◆ **TASK TO CARRY OUT**:
If a line in the listing carries the word "prueba", return a copy of that line.

======== DATA RECORDS

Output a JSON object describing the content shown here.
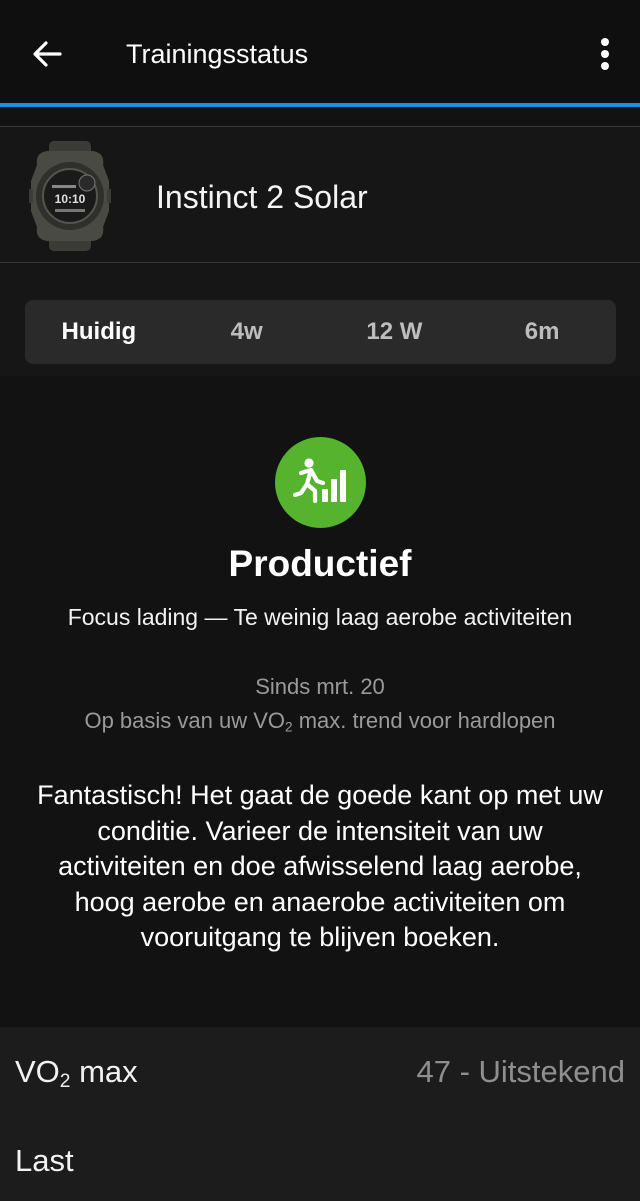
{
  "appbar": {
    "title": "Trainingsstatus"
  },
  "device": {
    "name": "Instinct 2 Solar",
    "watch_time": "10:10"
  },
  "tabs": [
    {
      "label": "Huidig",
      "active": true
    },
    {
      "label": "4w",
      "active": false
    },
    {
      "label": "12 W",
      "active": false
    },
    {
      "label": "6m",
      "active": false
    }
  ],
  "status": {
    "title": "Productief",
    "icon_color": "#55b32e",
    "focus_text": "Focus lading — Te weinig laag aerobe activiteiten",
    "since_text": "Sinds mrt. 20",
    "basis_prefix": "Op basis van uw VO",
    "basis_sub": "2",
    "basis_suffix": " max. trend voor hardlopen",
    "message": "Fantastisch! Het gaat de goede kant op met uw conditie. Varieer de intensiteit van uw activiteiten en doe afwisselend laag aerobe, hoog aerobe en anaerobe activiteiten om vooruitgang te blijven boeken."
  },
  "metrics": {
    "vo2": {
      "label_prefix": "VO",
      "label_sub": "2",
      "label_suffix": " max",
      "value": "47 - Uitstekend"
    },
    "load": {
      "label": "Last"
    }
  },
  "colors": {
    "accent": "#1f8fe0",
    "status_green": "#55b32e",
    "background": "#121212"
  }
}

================
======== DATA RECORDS

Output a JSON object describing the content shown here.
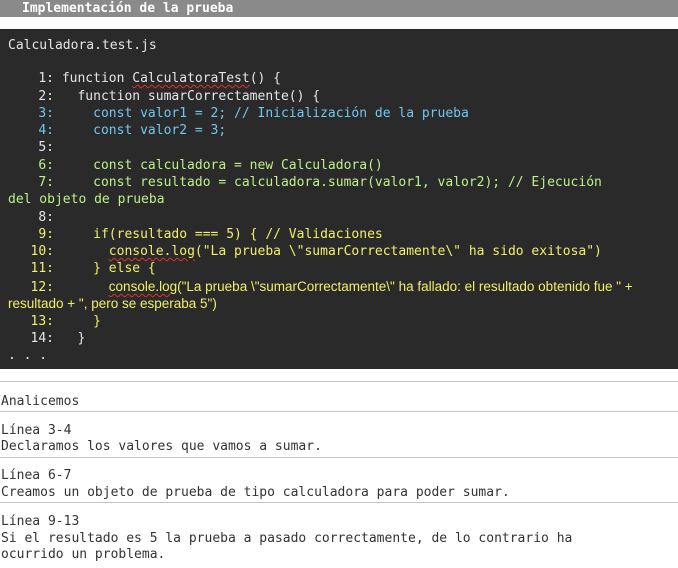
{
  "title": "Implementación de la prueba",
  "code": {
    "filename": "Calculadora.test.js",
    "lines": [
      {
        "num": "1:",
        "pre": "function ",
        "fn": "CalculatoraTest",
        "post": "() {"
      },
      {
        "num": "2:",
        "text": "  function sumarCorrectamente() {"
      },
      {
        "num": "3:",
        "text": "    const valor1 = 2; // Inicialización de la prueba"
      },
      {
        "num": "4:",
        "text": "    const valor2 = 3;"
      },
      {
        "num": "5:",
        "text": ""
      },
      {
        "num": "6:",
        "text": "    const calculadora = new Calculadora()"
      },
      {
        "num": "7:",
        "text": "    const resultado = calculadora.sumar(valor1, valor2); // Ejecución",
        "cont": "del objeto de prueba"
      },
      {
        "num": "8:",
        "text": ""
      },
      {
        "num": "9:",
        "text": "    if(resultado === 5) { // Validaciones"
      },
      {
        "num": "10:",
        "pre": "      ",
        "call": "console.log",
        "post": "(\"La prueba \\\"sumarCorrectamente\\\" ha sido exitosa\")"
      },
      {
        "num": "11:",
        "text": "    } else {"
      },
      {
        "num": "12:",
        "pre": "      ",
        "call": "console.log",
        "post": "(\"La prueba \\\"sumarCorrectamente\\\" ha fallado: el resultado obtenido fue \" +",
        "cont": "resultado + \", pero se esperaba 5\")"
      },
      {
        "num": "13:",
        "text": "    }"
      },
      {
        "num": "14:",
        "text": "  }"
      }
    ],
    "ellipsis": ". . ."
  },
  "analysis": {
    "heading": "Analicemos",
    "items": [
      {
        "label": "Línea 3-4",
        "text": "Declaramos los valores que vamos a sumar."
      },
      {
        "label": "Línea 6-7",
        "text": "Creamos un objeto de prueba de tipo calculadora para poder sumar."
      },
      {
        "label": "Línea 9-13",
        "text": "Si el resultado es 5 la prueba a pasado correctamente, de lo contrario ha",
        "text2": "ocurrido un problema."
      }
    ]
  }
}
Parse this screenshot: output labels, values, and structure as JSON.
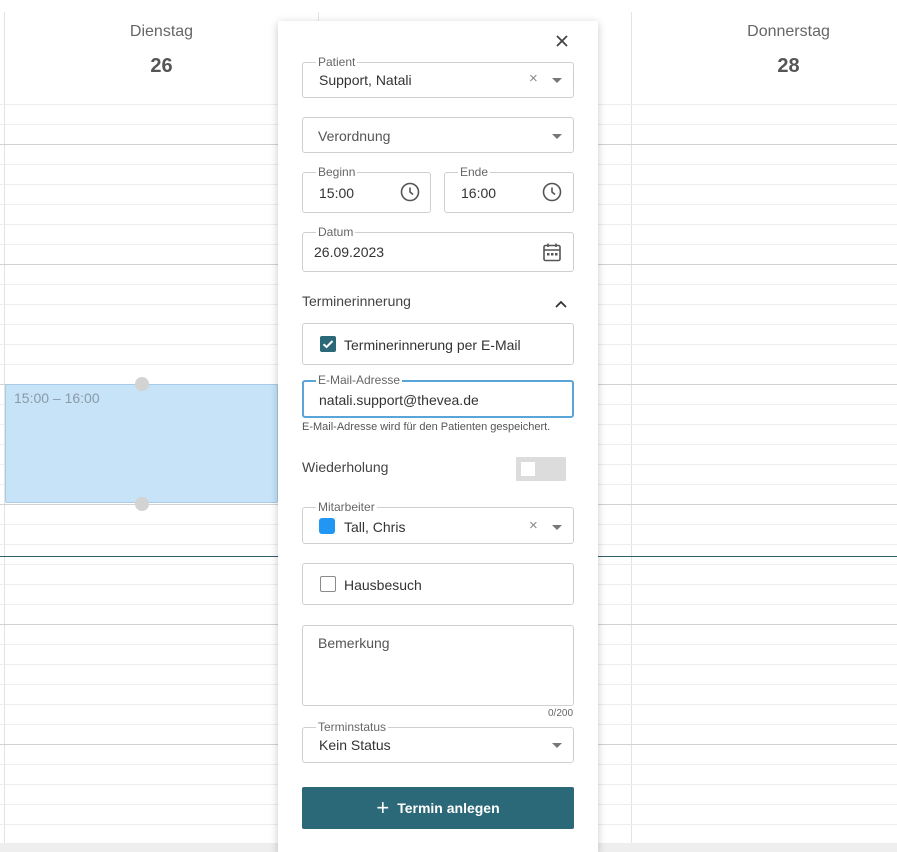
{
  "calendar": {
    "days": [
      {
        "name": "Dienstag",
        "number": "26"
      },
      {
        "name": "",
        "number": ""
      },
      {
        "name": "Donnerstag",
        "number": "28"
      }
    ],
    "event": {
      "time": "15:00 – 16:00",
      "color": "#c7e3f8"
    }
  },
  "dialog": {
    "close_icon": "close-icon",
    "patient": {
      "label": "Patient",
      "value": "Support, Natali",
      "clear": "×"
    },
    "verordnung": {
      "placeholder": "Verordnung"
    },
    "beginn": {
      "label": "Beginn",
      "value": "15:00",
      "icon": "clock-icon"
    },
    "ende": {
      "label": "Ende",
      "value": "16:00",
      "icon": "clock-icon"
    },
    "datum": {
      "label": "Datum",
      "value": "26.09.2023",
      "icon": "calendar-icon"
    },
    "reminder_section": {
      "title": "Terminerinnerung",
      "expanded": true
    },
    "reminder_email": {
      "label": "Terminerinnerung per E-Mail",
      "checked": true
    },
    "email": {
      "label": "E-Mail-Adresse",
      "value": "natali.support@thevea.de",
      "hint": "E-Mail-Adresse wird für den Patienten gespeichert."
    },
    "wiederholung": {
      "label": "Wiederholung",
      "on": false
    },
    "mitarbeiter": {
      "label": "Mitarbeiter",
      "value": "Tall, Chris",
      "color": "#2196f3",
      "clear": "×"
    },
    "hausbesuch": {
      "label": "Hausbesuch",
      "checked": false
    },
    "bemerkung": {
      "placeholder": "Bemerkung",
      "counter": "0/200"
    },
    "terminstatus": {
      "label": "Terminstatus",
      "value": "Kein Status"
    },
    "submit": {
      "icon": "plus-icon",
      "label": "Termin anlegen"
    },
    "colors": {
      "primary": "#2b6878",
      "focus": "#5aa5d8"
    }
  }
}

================

◆ **WRITTEN REPLY**:
  "title": "Implementación de la prueba",
        "text": "    const valor1 = 2; // Inicialización de la prueba"
        "cont": "del objeto de prueba"
        "post": "(\"La prueba \\\"sumarCorrectamente\\\" ha sido exitosa\")"
        "post": "(\"La prueba \\\"sumarCorrectamente\\\" ha fallado: el resultado obtenido fue \" +",
        "text": "Creamos un objeto de prueba de tipo calculadora para poder sumar."
        "text": "Si el resultado es 5 la prueba a pasado correctamente, de lo contrario ha",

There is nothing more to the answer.